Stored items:
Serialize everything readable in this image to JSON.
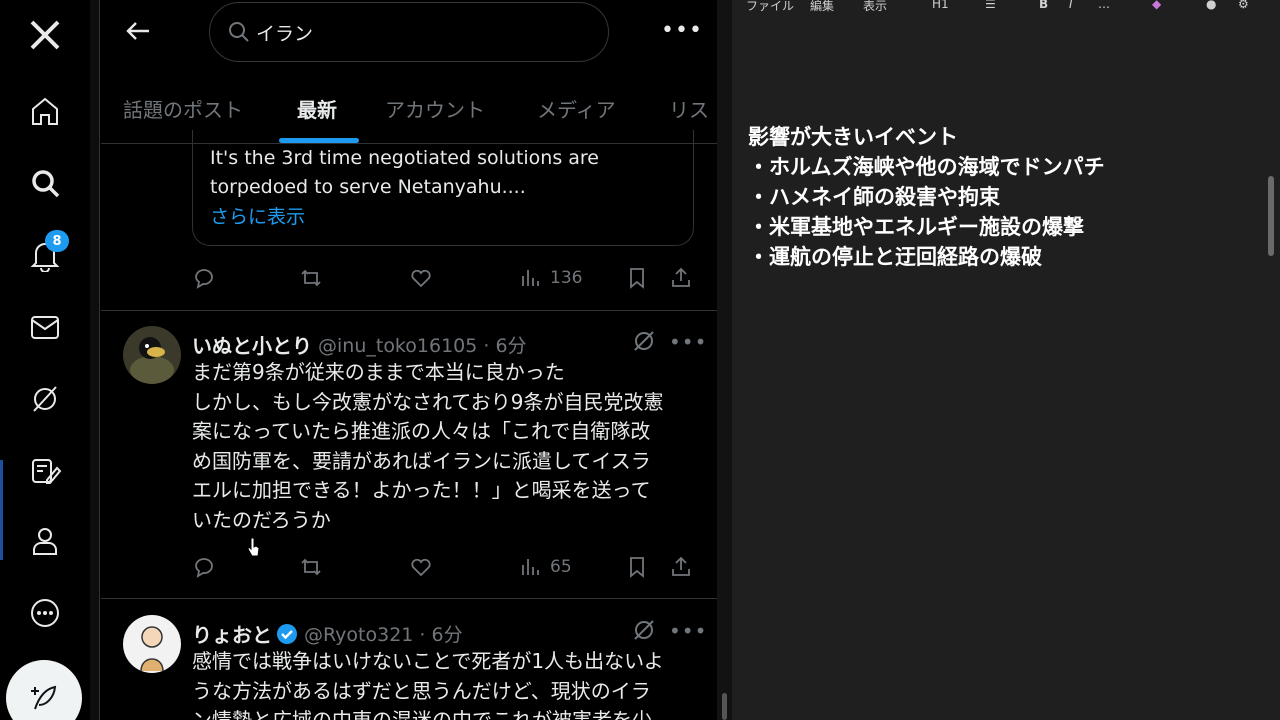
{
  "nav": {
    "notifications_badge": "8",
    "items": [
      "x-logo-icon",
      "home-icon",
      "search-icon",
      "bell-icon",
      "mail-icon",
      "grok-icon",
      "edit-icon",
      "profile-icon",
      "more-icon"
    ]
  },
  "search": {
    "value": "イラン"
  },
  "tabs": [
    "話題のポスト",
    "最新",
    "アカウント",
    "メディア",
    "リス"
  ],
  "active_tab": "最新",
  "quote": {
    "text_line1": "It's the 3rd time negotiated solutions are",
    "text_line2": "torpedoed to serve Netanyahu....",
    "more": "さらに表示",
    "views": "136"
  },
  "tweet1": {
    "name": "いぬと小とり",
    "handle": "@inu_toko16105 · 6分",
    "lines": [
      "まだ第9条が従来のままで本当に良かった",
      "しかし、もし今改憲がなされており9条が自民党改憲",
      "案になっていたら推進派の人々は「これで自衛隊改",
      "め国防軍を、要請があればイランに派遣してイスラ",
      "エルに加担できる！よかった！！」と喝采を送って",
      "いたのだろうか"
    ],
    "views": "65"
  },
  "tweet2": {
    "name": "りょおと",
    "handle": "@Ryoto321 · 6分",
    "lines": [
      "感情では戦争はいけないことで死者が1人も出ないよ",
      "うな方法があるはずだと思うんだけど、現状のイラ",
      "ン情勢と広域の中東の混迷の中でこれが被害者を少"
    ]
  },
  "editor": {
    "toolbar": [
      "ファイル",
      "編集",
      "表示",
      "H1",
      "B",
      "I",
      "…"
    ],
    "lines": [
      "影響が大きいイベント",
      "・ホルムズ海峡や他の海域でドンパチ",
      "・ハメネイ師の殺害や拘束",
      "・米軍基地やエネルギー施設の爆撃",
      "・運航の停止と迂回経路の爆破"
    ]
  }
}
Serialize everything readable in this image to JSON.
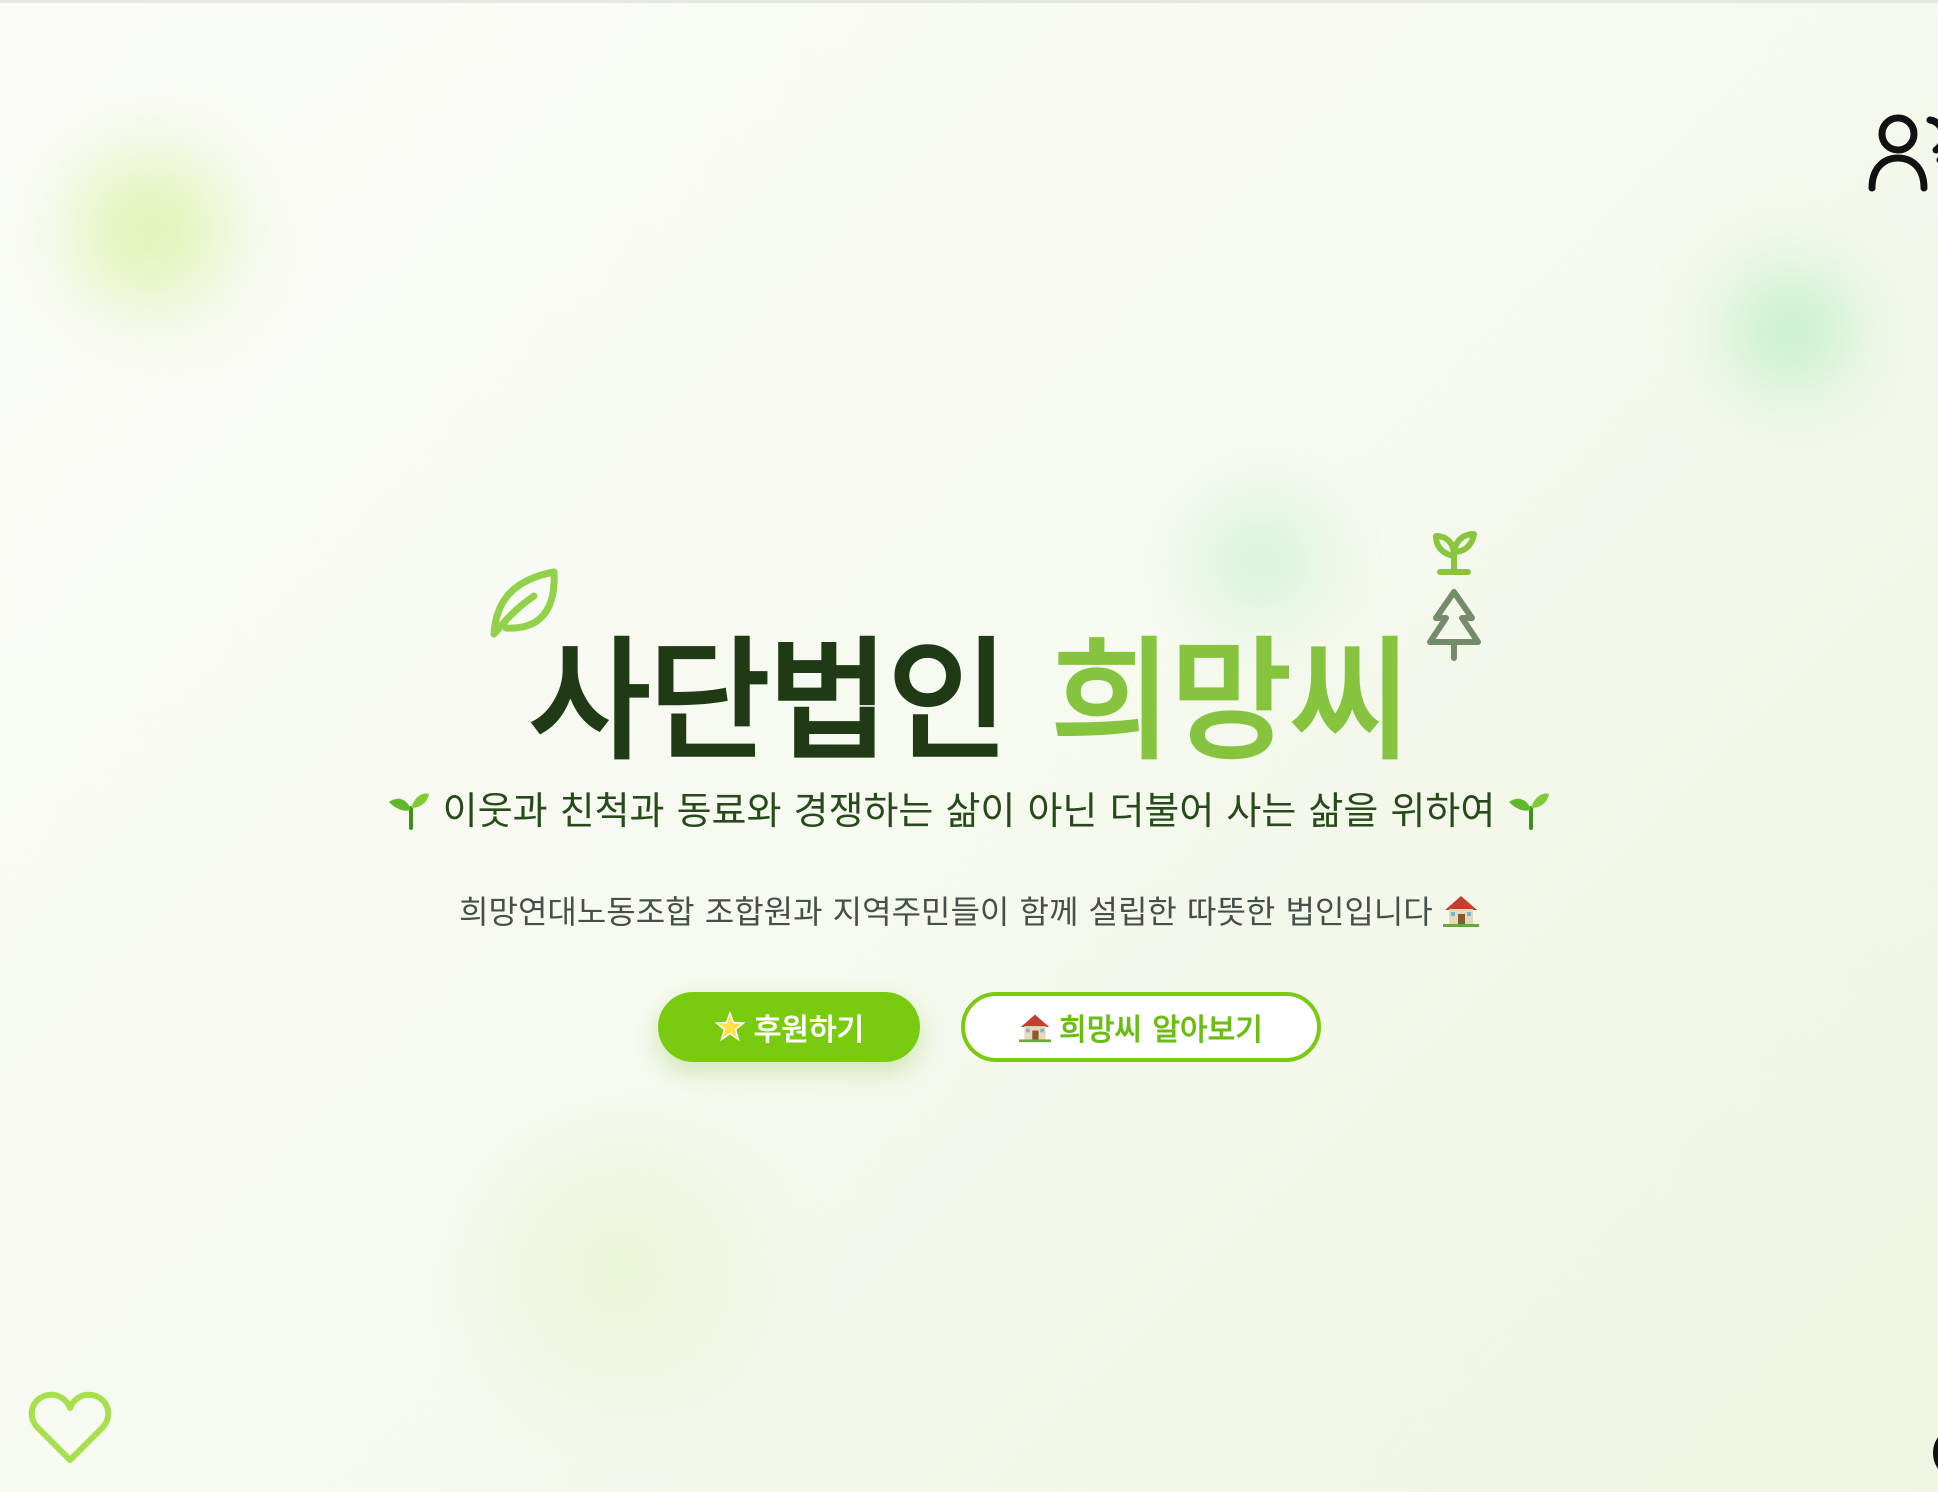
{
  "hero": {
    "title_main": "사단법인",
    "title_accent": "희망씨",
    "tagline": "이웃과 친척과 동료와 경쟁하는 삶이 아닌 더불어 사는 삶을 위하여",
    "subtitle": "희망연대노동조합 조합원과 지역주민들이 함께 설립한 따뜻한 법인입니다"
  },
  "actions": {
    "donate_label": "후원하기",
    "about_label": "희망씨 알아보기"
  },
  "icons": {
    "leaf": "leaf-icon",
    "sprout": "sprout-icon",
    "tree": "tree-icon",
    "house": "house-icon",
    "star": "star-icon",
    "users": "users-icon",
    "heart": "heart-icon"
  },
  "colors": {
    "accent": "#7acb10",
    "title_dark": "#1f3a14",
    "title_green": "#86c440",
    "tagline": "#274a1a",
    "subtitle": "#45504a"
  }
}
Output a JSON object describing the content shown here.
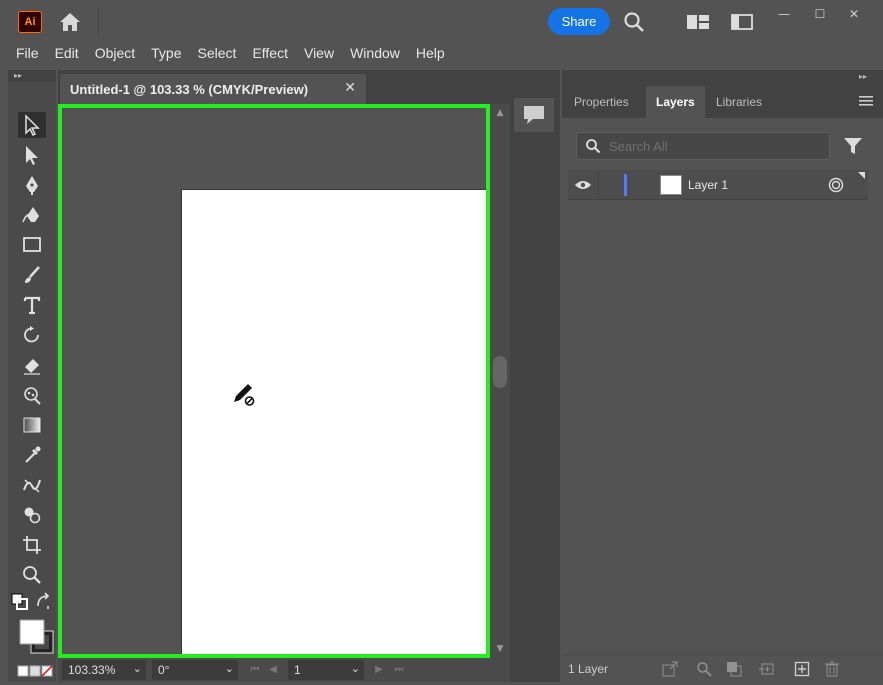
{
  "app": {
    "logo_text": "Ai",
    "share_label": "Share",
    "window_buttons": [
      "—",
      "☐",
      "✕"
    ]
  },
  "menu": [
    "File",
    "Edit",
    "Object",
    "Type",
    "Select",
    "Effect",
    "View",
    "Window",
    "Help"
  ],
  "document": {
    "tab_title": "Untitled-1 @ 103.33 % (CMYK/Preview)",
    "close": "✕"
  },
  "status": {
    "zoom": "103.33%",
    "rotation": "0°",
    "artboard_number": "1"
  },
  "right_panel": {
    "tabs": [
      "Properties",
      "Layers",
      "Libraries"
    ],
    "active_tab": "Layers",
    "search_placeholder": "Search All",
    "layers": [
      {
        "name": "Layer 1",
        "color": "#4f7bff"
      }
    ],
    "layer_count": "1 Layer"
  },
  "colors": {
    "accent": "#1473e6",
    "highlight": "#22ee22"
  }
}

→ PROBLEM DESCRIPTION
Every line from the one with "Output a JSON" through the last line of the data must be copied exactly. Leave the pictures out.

→ EXPECTED ANSWER
Output a JSON object describing the content shown here.
{
  "app": {
    "logo_text": "Ai",
    "share_label": "Share",
    "window_buttons": [
      "—",
      "☐",
      "✕"
    ]
  },
  "menu": [
    "File",
    "Edit",
    "Object",
    "Type",
    "Select",
    "Effect",
    "View",
    "Window",
    "Help"
  ],
  "document": {
    "tab_title": "Untitled-1 @ 103.33 % (CMYK/Preview)",
    "close": "✕"
  },
  "status": {
    "zoom": "103.33%",
    "rotation": "0°",
    "artboard_number": "1"
  },
  "right_panel": {
    "tabs": [
      "Properties",
      "Layers",
      "Libraries"
    ],
    "active_tab": "Layers",
    "search_placeholder": "Search All",
    "layers": [
      {
        "name": "Layer 1",
        "color": "#4f7bff"
      }
    ],
    "layer_count": "1 Layer"
  },
  "colors": {
    "accent": "#1473e6",
    "highlight": "#22ee22"
  }
}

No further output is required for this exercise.